The chemical, which is sometimes used to make antifreeze, was blamed for killing children and others who consumed cough medicine accidentally laced with the chemical, which had been used as a cheap substitute for glycerine.

"This shows the seriousness of the matter," J. Bruce Jacobs, a professor of Asian languages and studies at Monash University, in Melbourne, said of the government's responses this month. "It seems that the evidence is overwhelming and if they want to keep exports growing, they've got to do something..."

In the coming week, European Union officials are expected to meet for high-level talks about the quality and safety of Chinese exports. Less than a week later, U.S. officials are expected to arrive in Beijing for meetings aimed at improving quality and safety inspections and to resolve what has begun to look like a trade dispute between the two countries.

Last month, the U.S. Food and Drug Administration said that it would block imports of five types of seafood from China, including shrimp, catfish and eel, after finding banned chemicals and other residues in the products...

Food trade between the two countries is huge, with the U.S. shipping tons of grain, pork and chicken to China, as well as seeking to sell beef to the mainland. Chinese exports to the United States include huge quantities of seafood, vegetables and fruit juice.

While the Chinese government has criticized the foreign media for exaggerating food-safety and other problems, it said that a Beijing television reporter had faked a story about discovering steamed buns, or baozi, being made in Beijing with cardboard. The government said the reporter supplied a group of migrant workers with the cardboard and filmed them making the buns. The government said the reporter has been detained. At least seven more people have been fired or reprimanded over the incident, according to state media reports.

China also responded in the past week to allegations that one of the biggest Chinese tire makers had shipped defective goods to the United States, eliminating a key safety component, which led to the recall earlier this year of 450,000 Chinese-made tires and a lawsuit that claims the problem tires caused at least one fatal accident.

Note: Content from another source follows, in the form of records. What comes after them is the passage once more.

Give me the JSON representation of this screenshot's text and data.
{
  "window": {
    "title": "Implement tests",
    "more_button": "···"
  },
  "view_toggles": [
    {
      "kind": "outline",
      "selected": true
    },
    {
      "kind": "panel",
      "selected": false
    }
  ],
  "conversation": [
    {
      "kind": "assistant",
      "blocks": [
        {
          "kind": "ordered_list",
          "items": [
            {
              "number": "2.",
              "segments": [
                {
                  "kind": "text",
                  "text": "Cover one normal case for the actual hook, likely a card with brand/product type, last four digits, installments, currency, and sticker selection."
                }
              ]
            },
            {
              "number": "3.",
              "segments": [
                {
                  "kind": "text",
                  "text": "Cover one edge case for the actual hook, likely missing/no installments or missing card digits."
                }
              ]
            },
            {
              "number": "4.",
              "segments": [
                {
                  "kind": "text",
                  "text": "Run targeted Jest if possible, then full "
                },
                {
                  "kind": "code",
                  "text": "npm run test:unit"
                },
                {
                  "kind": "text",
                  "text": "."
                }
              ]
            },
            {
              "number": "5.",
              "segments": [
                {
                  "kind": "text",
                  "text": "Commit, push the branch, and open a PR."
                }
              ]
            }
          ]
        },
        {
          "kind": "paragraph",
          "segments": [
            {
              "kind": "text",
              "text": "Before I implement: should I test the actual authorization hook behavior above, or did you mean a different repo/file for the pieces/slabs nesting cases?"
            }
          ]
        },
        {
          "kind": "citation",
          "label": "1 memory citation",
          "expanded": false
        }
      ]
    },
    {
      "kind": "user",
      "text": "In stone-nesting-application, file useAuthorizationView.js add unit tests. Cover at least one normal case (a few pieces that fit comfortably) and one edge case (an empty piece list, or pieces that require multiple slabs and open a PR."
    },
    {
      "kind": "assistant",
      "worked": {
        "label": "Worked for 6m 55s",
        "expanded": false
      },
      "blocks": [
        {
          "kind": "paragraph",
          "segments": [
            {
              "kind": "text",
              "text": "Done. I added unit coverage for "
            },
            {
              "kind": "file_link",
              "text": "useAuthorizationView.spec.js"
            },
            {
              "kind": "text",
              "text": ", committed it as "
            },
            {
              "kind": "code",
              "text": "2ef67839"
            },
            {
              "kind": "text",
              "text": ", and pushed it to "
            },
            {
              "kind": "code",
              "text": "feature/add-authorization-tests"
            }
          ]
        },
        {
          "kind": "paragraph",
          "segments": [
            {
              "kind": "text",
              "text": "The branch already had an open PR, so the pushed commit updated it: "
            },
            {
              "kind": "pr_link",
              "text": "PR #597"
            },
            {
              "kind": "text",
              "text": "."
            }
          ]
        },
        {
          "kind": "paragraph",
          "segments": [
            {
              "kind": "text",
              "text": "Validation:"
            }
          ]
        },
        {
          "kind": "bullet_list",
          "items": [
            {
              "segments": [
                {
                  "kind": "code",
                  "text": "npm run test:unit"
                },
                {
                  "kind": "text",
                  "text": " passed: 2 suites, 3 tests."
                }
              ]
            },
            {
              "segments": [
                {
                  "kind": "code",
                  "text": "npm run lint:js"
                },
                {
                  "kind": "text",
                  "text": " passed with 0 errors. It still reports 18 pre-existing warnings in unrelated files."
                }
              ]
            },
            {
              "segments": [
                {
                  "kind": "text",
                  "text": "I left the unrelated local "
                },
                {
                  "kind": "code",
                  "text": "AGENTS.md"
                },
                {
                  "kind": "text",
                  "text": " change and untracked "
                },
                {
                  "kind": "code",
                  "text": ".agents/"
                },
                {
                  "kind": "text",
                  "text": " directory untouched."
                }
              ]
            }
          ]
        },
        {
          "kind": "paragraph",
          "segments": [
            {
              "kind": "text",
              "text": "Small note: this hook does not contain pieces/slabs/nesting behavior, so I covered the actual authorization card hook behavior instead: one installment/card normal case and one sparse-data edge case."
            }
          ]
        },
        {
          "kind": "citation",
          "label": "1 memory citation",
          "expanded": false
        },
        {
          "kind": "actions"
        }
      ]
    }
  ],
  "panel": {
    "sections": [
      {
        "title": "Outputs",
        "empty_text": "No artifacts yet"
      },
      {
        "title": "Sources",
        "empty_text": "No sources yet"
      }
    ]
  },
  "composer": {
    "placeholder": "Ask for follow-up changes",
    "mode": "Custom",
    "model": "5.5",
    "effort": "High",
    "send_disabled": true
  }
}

Beijing regulators say they tested several similar models of the tire and that all the tires met U.S. safety standards. The company, Hangzhou Zhongce Rubber, said that the fatal accident was caused by misuse of the tires.

What's more, China has now accused the US of mounting "smear attacks" on Chinese products according to Reuters:

China warned the United States on Thursday against "groundless smear attacks" against Chinese products and said it was working responsibly to address concerns over a spate of recent food safety scares.

"The Chinese Government has not turned a blind eye or tried to cover up. We have taken this matter very seriously, acted responsibly and immediately adopted forceful measures," said a statement by China's embassy in Washington.

"Blowing up, complicating or politicizing a problem are irresponsible actions and do not help in its solution," the Chinese mission said in a rare policy pronouncement.

"It is even more unacceptable for some to launch groundless smear attacks on China at the excuse of food and drug safety problems," it said.

Echoing the Beijing government's complaints about U.S. media reports, the embassy said food safety concerns were not unique to China, 99.2 percent of whose food exports to the United States in 2006 met quality standards.

Problematic U.S. imports from China -- including toxic ingredients mixed into pet food and recalls of toy trains and toothpaste -- were isolated cases and "hardly avoidable" amid huge and rapidly growing bilateral trade, the statement said.

"It is unfair and irresponsible for the U.S. media to single China out, play up China's food safety problems and mislead the U.S. consumer," it added.

Appealing for strengthened cooperation between Chinese and U.S. food inspection authorities, the statement urged Americans to "respect science and treat China's food and drug exports fairly."

Speaking of the PRC Embassy in Washington, get a taste of the seriousness of this matter for China via a couple of recent Embassy postings:

China, US to hold talk on food safety
Chinese official urges foreign media to stick to truth in reporting
China to reassess food safety supervision system